PENAL CORDILLERA (which translates to Prison in the Andes) is a debut feature that demands much of director Felipe Carmona. It delivers on its intriguing premise with a close examination of the characters of arrogant, formerly powerful men. The sideways glance it also offers on topics including sexuality and societal trauma makes it fascinating.
The film takes place almost entirely within the confines of a prison holding former top members of the Chilean military from during Pinochet’s dictatorship. The opening moments of Carmona’s film – with soft sunlight and a focus on the calm setting – present the prison almost as a somewhat shabby spa retreat. However, this confined but cushty existence is scrutinised when General Contreras (Hugo Medina) gives an unapologetic TV interview – where he claims one of the guards is just present “to hold [his] cane” – which is received poorly outside the prison. In an attempt to maintain their privileges, tensions between the men, the prison leadership, and the young guard Navarette (Andrew Bargsted) rise and spill over into fear and violence.
“The presentation of the former military leaders and their privileges is fascinating, […], with Carmona balancing some deadpan humour against uncomfortable juxtapositions.”
The presentation of the former military leaders and their privileges is fascinating, particularly how they interact with outsiders such as their lawyers and a man tasked with bringing them their preferred treats and luxuries, with Carmona balancing some deadpan humour against uncomfortable juxtapositions. At one stage, General Odlanier Mena (Alejandro Trejo) – who we also see being allowed to leave to visit his grandchildren – laments the loss of his Acqua di Gio cologne as the tightening of their privileges begins to bite. At all times, the men conduct themselves with authority, and the surety cocksure demeanour of powerful men – torturer Miguel Krassnoff (Bastián Bodenhöfer) even leads the guards’ training drills. The justice system may have defanged them on a broad scale, but they will clearly fight tooth and nail to preserve any power they have by whatever means.
“Carmona’s script also asserts delusions of grandeur; as Mena showers his hawk with affection, it is revealed the bird over which he has power is humbly named Leonidas.”
Their arrogance comes through in Carmona’s script in several ways, including how rarely they refer to any of the guards by name (“that shaggy young man”) besides the cowed Navarette. Carmona’s script also asserts delusions of grandeur; as Mena showers his hawk with affection, it is revealed the bird over which he has power is humbly named Leonidas.
The film takes time to examine the effects the men and what they represent had (and perhaps continue to have) on the society which had their boots on its neck. The bursts of violence later in the film are shocking for their casual execution as much as anything else: a natural exertion of power, however small that may now be. The behaviour of Navarette, still somewhat in thrall to the men’s aura, is perhaps reflective of the trauma which lingers on past the ousting of Pinochet’s regime (something Pablo Larrain also attempted recently via a more darkly comic route in EL CONDE). His own violent outburst and anxieties around his sexuality belie a deep fear of those around him.
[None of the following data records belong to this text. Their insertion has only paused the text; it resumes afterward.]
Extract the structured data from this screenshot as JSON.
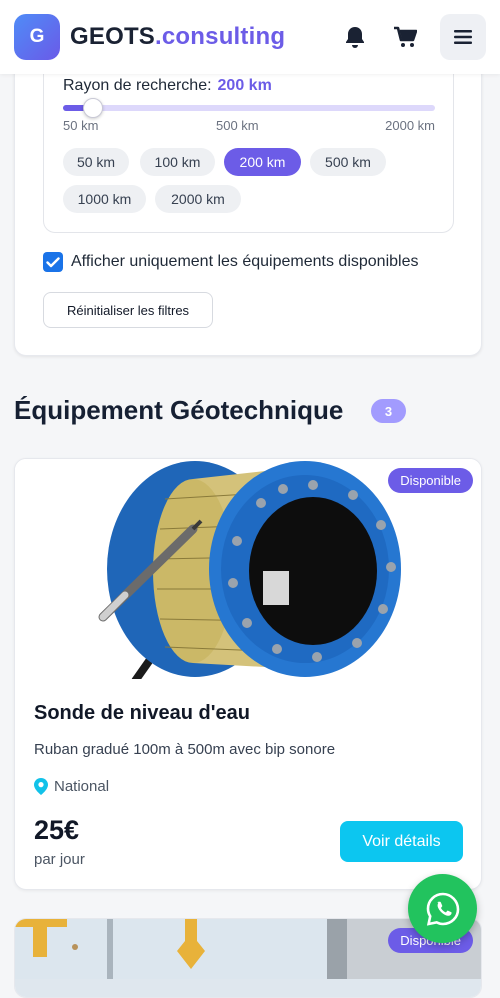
{
  "header": {
    "logo_letter": "G",
    "brand_main": "GEOTS",
    "brand_accent": ".consulting",
    "icons": [
      "bell-icon",
      "cart-icon",
      "menu-icon"
    ]
  },
  "filters": {
    "radius_label": "Rayon de recherche:",
    "radius_value": "200 km",
    "slider_value_fraction": 0.08,
    "slider_min_label": "50 km",
    "slider_mid_label": "500 km",
    "slider_max_label": "2000 km",
    "chips": [
      {
        "label": "50 km",
        "active": false
      },
      {
        "label": "100 km",
        "active": false
      },
      {
        "label": "200 km",
        "active": true
      },
      {
        "label": "500 km",
        "active": false
      },
      {
        "label": "1000 km",
        "active": false
      },
      {
        "label": "2000 km",
        "active": false
      }
    ],
    "available_only_label": "Afficher uniquement les équipements disponibles",
    "available_only_checked": true,
    "reset_label": "Réinitialiser les filtres"
  },
  "section": {
    "title": "Équipement Géotechnique",
    "count": "3"
  },
  "products": [
    {
      "badge": "Disponible",
      "title": "Sonde de niveau d'eau",
      "description": "Ruban gradué 100m à 500m avec bip sonore",
      "location": "National",
      "price": "25€",
      "price_unit": "par jour",
      "details_label": "Voir détails"
    },
    {
      "badge": "Disponible"
    }
  ],
  "colors": {
    "accent": "#6c5ce7",
    "cta": "#0cc6f0",
    "whatsapp": "#22c35e"
  }
}
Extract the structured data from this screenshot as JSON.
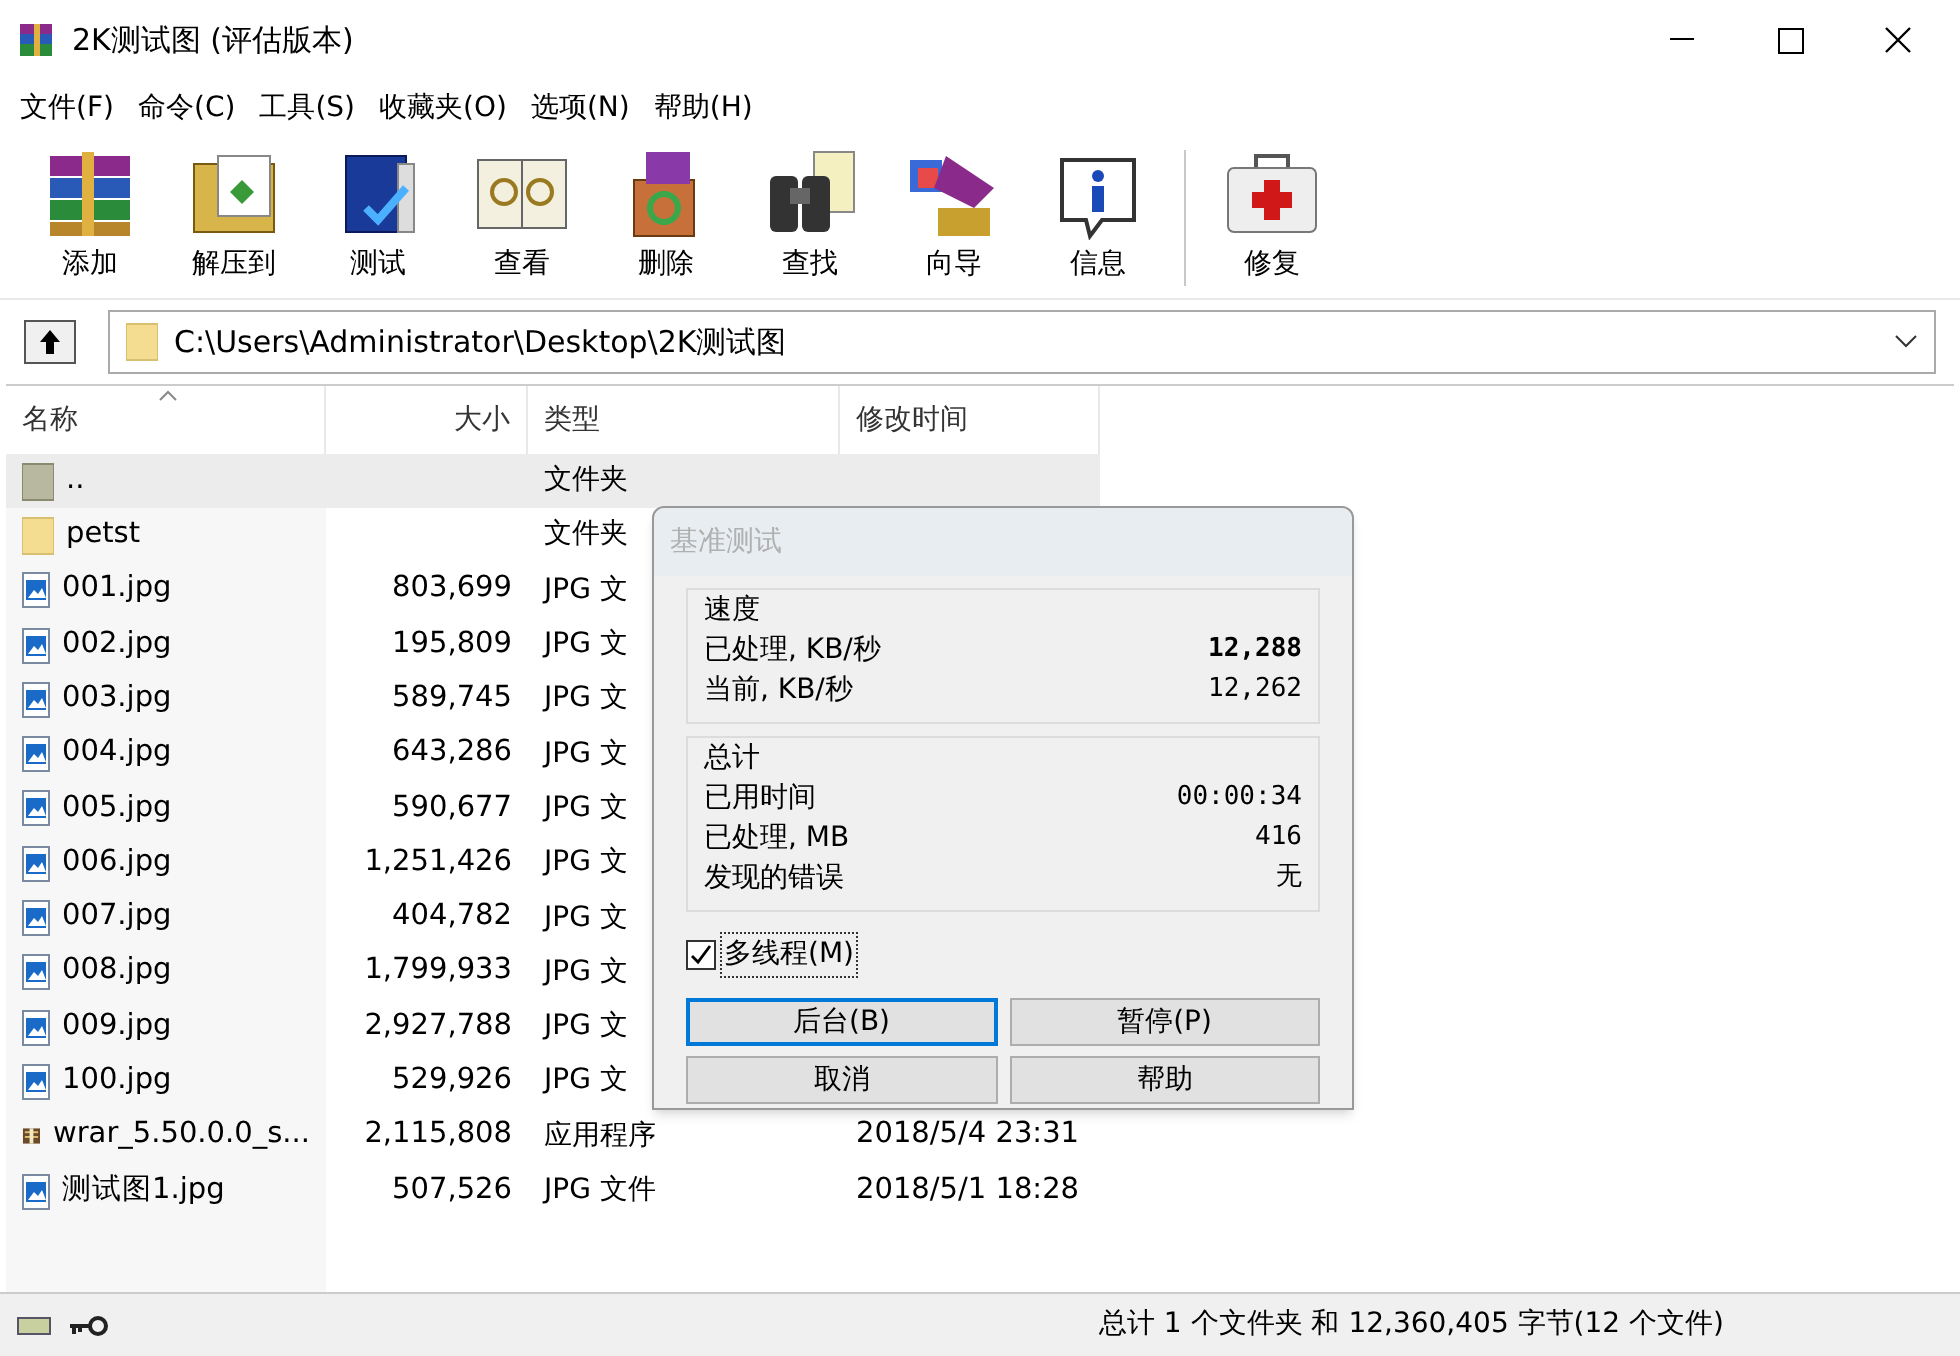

Based on an actual set of events, where the interview by Contreras led to the prison’s closure in 2013 by President Sebastian Piñera, PENAL CORDILLERA still has time as the men are transferred to highlight their horrific crimes one further time. In the back of a scruffy vehicle, they list their humanitarian atrocities as casually and care-free as the Chilean athletic medallists they quiz each other on throughout the film. This pairing of casual flowing dialogue with a heinous undercurrent gives PENAL CORDILLERA its intrigue and power. Carmona’s examination of how contemporary, young Chileans react to and are sometimes beholden by the spectres of the past leaves it open whether the title refers purely to the colloquial name of El Centro de Cumplimiento Penitenciario Cordillera or perhaps more darkly to the Chilean national psyche.